Entering the reserve we decided to go along a short trail since the sun was already getting down. Leighton Moss features three ‘nature trails’ and seven hides, these hides are shelters that simply cover from the rain and cold, they also have benches in front of the windows. The windows may be tilted up, especially necessary when observing birds with binoculars. Our first stop along the trail was Lilian’s hide where everyone was quite excited to look at maps and bird-classifications hanging on the wall. At the second and third hide, we sat down and silently exchanged binoculars while trying to see and identify the birds in front of us. This involves, first of all, adjusting one’s eyes to the environment so as to be able to distinguish between, for instance, grass or reed and the bird. Secondly, especially as an apprentice, one has to follow the gaze some of the insiders in order to see the bird and to identify relevant features. Obviously, this is the moment where maps and books (and possibly postcards, etc.) become of importance again. But at this stage our group was mainly engaged with the seeing-part of birdwatching which appeared in our case almost like a shared meditative observation. In fact, the focus on recording and collecting bird species, a focal element of the practice of birdwatching, was rather let aside.

Nevertheless, some of us fortunately listed the birds we saw and recognised: a grey heron, a little egret, a robin and a starling (both along the trail), a pheasant, a marsh harrier, a blackbird- just to name a few. We also saw a great variety of ducks and wetland birds and, to our great excitement, a big stag appearing at dawn.
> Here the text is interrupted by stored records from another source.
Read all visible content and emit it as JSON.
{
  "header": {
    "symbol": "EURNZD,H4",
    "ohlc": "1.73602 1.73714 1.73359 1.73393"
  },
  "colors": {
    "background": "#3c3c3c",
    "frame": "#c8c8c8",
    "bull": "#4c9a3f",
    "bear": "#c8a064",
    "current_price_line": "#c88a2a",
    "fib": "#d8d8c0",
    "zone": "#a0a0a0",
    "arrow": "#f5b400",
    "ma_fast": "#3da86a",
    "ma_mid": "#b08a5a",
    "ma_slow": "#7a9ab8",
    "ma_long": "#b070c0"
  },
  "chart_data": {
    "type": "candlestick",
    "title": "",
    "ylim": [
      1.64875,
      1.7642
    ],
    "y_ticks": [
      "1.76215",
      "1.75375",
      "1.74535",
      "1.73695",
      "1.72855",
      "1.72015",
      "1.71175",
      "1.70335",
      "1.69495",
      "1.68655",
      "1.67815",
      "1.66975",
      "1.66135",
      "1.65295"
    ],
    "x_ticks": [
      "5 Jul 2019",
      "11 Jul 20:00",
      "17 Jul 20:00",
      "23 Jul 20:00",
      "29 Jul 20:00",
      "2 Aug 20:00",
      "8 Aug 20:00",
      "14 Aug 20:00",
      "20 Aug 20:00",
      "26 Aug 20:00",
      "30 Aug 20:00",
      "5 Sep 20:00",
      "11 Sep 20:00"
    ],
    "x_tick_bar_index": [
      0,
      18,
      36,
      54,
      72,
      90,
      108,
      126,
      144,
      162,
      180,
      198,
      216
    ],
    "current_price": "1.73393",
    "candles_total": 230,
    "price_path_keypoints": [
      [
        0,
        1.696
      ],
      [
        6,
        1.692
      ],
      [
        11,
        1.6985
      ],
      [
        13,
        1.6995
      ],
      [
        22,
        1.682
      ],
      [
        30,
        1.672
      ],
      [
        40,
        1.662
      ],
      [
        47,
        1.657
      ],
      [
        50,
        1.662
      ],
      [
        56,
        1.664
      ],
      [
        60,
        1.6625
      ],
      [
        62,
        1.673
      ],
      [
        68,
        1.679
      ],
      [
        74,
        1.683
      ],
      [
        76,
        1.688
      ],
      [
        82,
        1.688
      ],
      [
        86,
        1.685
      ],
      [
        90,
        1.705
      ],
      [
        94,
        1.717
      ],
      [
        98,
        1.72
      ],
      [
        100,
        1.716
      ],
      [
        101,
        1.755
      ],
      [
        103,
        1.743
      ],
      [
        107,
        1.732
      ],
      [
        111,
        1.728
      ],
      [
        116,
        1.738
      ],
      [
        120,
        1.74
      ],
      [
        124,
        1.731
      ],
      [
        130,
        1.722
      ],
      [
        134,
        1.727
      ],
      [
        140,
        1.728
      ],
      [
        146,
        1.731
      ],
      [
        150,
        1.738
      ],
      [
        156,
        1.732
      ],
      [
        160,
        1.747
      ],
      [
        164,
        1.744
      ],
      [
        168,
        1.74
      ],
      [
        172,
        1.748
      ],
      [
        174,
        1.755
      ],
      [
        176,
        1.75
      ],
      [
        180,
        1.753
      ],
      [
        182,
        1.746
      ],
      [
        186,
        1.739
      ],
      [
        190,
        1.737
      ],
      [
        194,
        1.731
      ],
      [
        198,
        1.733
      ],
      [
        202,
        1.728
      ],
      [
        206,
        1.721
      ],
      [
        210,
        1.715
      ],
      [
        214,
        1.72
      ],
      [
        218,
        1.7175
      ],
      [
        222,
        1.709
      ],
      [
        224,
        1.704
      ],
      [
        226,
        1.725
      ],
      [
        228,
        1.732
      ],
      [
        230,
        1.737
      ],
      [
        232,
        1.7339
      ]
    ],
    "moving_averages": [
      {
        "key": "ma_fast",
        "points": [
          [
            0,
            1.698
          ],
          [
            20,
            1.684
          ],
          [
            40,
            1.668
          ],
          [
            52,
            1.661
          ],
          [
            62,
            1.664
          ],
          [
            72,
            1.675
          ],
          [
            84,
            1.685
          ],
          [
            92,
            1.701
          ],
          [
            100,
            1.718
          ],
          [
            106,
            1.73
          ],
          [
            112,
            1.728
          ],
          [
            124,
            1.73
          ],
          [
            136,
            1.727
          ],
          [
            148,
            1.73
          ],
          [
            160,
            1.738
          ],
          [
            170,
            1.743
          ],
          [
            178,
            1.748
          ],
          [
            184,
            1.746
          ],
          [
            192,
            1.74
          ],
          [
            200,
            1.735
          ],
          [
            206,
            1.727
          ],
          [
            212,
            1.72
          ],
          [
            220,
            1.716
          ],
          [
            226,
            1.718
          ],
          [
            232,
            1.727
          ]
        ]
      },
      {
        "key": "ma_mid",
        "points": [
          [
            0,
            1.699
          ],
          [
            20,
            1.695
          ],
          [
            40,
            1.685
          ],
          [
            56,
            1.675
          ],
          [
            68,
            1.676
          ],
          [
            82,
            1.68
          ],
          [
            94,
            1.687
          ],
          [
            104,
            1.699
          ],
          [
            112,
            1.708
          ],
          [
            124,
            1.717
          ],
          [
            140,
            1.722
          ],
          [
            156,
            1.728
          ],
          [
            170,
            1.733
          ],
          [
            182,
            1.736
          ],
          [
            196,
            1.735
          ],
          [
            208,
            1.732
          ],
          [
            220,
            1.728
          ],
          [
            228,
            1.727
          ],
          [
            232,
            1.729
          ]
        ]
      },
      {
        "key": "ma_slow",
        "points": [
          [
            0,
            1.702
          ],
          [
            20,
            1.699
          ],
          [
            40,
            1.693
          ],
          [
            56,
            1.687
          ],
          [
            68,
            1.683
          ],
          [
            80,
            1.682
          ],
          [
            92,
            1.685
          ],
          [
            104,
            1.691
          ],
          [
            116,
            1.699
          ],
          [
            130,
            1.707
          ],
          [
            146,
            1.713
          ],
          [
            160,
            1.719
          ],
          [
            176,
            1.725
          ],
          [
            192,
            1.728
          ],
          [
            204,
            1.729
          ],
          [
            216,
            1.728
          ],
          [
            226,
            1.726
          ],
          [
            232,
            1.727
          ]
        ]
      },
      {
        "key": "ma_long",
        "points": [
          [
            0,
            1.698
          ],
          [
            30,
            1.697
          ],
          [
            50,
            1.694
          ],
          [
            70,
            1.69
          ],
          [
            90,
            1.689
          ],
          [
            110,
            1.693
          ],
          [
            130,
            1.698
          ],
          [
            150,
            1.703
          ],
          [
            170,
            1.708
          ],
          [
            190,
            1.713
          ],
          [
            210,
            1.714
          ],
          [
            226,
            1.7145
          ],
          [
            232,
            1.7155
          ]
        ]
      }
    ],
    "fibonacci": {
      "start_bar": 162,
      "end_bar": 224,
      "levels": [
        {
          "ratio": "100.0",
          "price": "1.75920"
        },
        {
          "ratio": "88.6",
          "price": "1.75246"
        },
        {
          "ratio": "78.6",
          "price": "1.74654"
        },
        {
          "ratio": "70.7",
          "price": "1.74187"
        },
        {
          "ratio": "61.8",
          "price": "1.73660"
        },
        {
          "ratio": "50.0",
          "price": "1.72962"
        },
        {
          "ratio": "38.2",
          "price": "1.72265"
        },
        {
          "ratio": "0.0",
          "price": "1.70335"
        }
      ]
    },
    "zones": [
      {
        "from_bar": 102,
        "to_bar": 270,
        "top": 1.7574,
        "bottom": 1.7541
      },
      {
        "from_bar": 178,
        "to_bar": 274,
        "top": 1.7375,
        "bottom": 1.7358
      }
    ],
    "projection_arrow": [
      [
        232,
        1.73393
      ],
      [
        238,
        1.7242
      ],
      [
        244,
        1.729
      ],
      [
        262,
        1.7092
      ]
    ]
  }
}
Back at the train station, while waiting for the train, we heard a tawny owl somewhere close in the dark.

Thanks again to Marton Fabok who organised the trip and provided the necessary details on the variety of bird species for this text.

The text appeared in “The Lancaster Sociologist”, Michaelmas 2013. Thanks to Lizzie Houghton for editing the text.

Law, J. and Lynch, M. (1988) “Lists, Field Guides, and the Descriptive Organization of Seeing: Birdwatching as an Exemplary Observational Activity”. Human Studies 11(2/3): 271-303.

Beyond the “practice turn” – what’s next? Conference at the IHS, Vienna

On June 6th and 7th the Sociology Department at the IHS hosts the conference entitled “From ‘practice turn’ to ‘praxeological mainstream’?”. Keynote speakers involve Ted Schatzki, Andreas Reckwitz, Alan Warde and Robert Schmidt.

Theories of practice rely on a variety of backgrounds informing different understandings and concepts. Since the proclamation of a practice turn in the social sciences, the notion of practice has been further developed and taken up in a variety of fields informing different research topics, such as organisation studies, consumer research and, more recently, social change and stability. The conference takes up these developments and asks to what extent the multiple backgrounds shaping the different conceptions do share a common understanding and, moreover, how theories of practice can be linked to existing theories as well as methodological approaches in the social sciences.


During the conference 45 papers will be presented in twelve sessions. My paper is entitled “Mind the gap! Intranets, theories of practice and the micro-macro divide” and proposes to rethink so-called “micro” and “macro” layers of analysis, a distinction prevalent in the social sciences. In particular, I argue that the conceptual focus on the dynamics and change of practices constitutes a way to move beyond this separation. These considerations are based on my dissertation research on intranet software which takes into account the global distribution of intranets in contemporary office life.

For further information, please check the website or download the programme here.

No conference fee — all welcome!